Noise-induced hearing loss is caused by the prolonged exposure to excessive levels of noise – for example, noisy workplaces, loud machinery or just listening to loud music. It can also be caused by loud bursts of sound such as explosions or gunshots
The World Health Organisation (WHO) says that noise exposure is the biggest cause of permanent hearing damage around the world – more importantly it is avoidable. It is one of the commonest health problems and can be difficult to detect as the effects build up gradually over time and it may take a number of years to manifest itself. WHO says more than 1 billion teenagers and young adults risk losing their hearing by listening to loud music.

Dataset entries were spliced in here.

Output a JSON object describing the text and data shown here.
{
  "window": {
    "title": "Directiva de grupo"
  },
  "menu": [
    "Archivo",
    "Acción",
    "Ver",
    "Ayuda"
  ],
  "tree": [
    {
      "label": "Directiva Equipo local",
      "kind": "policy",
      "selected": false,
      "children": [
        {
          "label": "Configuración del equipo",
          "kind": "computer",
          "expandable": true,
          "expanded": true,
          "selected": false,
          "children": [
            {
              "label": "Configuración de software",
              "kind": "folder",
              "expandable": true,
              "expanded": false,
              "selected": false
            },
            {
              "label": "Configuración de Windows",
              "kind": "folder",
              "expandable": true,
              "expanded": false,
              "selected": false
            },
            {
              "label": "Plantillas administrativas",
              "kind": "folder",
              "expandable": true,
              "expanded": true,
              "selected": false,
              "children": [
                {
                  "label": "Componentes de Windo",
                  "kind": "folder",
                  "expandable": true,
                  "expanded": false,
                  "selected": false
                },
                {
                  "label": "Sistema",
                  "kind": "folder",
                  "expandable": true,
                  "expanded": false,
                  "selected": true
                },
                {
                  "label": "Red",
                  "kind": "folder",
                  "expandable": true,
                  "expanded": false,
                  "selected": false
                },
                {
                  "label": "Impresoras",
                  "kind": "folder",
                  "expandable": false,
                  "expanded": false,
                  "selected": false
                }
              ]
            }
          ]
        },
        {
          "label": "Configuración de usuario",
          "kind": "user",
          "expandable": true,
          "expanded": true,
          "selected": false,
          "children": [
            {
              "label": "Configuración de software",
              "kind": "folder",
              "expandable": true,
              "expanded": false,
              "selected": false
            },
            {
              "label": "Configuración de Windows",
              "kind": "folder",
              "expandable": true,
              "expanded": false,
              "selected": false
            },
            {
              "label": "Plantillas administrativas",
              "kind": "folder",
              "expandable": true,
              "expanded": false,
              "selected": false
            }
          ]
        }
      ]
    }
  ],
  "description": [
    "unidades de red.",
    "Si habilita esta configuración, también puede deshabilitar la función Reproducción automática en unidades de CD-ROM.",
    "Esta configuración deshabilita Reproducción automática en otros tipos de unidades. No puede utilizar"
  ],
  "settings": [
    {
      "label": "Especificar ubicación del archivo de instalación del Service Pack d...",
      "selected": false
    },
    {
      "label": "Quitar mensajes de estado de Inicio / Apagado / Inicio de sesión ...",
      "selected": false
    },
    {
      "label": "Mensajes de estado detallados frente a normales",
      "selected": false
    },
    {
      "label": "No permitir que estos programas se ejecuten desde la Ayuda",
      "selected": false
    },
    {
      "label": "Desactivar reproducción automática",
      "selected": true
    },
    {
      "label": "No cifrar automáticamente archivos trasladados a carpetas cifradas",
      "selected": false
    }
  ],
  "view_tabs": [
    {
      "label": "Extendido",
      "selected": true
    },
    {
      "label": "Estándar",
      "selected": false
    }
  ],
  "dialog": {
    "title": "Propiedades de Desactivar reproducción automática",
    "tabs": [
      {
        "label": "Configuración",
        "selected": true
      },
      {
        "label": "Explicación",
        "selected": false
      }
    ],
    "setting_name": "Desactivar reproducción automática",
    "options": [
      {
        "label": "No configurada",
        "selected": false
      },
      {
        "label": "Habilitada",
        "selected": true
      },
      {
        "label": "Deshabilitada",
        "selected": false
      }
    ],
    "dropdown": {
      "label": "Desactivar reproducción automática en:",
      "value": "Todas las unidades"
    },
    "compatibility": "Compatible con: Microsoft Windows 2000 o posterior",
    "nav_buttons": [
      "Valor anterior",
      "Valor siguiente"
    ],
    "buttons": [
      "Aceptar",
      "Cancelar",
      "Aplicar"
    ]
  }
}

The UN agency urged young people to turn down the volume to prevent irreversible damage to their hearing. When this exposure is particularly loud, prolonged or habitual, the sensory cells within the inner ear are damaged permanently, leading to irreversible hearing loss. The volume or intensity of sound is measured using the decibel (dB) scale, where 0dB represents the quietest sound that a healthy human ear can hear. This is a logarithmic scale so every increase of 3dB means that the sound intensity is doubled. So, a sound of 83dB is twice as intense as a sound of 80dB, although it won’t sound twice as loud. Sound levels under 85dB are generally safe to listen to, but if you work in a noisy environment where the sound levels exceed 80dB, an employer should assess the risk to your hearing and offer appropriate advice and action. Long exposure to sounds over 85dB can cause permanent hearing loss, tinnitus or both, so appropriate action and protection should be taken.
Your risk of hearing damage from loud noise is dependent upon two things – how loud the sound is and how long you are exposed to it. The safe exposure time for sound levels at 85dB is eight hours. As the sound intensity doubles with every increase of 3dB, the safe exposure time halves. So, for example, the safe exposure time for 88dB is four hours, 91dB is 2 hours and for 100dB it is only 15 minutes. Studies in middle- and high-income countries show nearly 50% of teenagers and young adults aged 12 to 35 years are exposed to unsafe levels of sound from personal audio devices, and around 40% are exposed to potentially damaging levels of sound at concerts, nightclubs etc. Young people who wear earplugs during concerts can feel as much of a rush from the music at 90 decibels as they can at 110 decibels. The fact that earplugs may look uncool may be true today, but if there is a change in behavior that may not necessarily be true in the future and wearing earplugs may actually be cool rather than not, The World Health Organization advises young people to keep the volume down on personal audio devices and limiting use to less than one hour a day. The important message is to look after your ears before it becomes too late – prevention is better than the cure
For further information or to book a FREE hearing assessment then contact: Sound Advice Hearing 1 Cross Street Peterborough PE1 1XA Tel: 01733 343888 Email: or visit our website www.soundadvicehearing.co.uk